UK

Rachel Johnson Goes On 'Poverty Safari' For BBC Documentary, Asking How Obese Poor People Can Still Be Hungry

04/03/2014 16:02 GMT | Updated 04/03/2014 16:59 GMT
David M. Benett via Getty Images
LONDON, ENGLAND - SEPTEMBER 09: Rachel Johnson attends the launch of 'Books Are My Bag', the campaign to reignite the nation's love of bookshops, at Foyles Charing Cross Road on September 9, 2013 in London, England. (Photo by David M. Benett/Getty Images)

Ex-magazine editor Rachel Johnson, sister to London Mayor Boris Johnson, has said she now feels "guilty" spending £3 on a coffee after observing how poor people struggled to make ends meet in a BBC documentary.

Johnson - formerly the editor of The Lady - took part in what she described as a "poverty safari" for BBC1's Famous, Rich and Hungry.

She stayed with a family in Deptford, south-east London, whose the budget for food was around a £1 a day, and mostly "white bread, sugar, and frozen stuff".

"The poor people you see on the box are all fat. How in God's name, can you be overweight and hungry? Now I know," she told the Radio Times .

"There's this terrible sense of human waste. They're existing, rather than living, like battery hens. Apart from the telly and the cigarettes, they are living like animals."

But she said that her friends have said they were jealous of her experience. “Bizarrely, I think there’s a lot of envy. ‘Lucky old Rachel, she went on poverty safari!’ An experience they can never have, even with all the money they’ve got," she said.

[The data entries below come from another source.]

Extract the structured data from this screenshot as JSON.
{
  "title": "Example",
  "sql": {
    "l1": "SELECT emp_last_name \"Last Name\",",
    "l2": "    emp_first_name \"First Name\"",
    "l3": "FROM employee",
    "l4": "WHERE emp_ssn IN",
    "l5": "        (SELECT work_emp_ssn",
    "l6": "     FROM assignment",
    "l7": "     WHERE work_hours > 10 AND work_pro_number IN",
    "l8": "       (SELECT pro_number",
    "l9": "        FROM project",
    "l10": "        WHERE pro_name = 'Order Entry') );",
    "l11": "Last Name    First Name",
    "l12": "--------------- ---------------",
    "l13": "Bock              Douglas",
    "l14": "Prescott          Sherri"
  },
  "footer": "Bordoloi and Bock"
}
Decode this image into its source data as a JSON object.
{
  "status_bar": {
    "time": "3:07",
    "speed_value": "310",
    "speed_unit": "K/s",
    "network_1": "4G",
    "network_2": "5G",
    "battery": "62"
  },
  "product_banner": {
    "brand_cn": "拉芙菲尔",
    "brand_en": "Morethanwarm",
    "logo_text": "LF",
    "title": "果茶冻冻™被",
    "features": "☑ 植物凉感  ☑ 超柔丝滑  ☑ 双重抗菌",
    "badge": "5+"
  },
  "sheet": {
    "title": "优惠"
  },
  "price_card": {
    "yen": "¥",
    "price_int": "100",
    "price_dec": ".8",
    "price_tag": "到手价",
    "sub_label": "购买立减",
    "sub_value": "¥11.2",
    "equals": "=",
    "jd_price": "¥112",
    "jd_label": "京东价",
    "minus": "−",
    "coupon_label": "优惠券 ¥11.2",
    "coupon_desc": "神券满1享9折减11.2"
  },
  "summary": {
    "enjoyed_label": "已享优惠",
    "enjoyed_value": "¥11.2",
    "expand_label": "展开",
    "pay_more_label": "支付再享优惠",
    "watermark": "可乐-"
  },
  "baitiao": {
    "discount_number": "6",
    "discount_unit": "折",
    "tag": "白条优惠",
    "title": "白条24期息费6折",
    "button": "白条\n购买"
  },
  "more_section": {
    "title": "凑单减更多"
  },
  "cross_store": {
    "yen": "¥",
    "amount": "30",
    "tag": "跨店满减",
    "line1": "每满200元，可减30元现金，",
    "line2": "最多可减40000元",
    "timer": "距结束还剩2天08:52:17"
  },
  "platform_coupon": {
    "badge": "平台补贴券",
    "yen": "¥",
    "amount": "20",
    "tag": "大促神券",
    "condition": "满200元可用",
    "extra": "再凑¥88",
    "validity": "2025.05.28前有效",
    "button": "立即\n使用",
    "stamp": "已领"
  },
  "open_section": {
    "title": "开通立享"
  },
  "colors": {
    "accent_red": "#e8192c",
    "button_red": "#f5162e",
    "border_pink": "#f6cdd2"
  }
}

Made In Chelsea's Jamie Laing, ex-EastEnders actress Cheryl Fergison, Dragons' Den's Theo Paphitis and Johnson are all taking part in the series.

The documentary is made by Love Productions, who also made the controversial programme Benefits Street.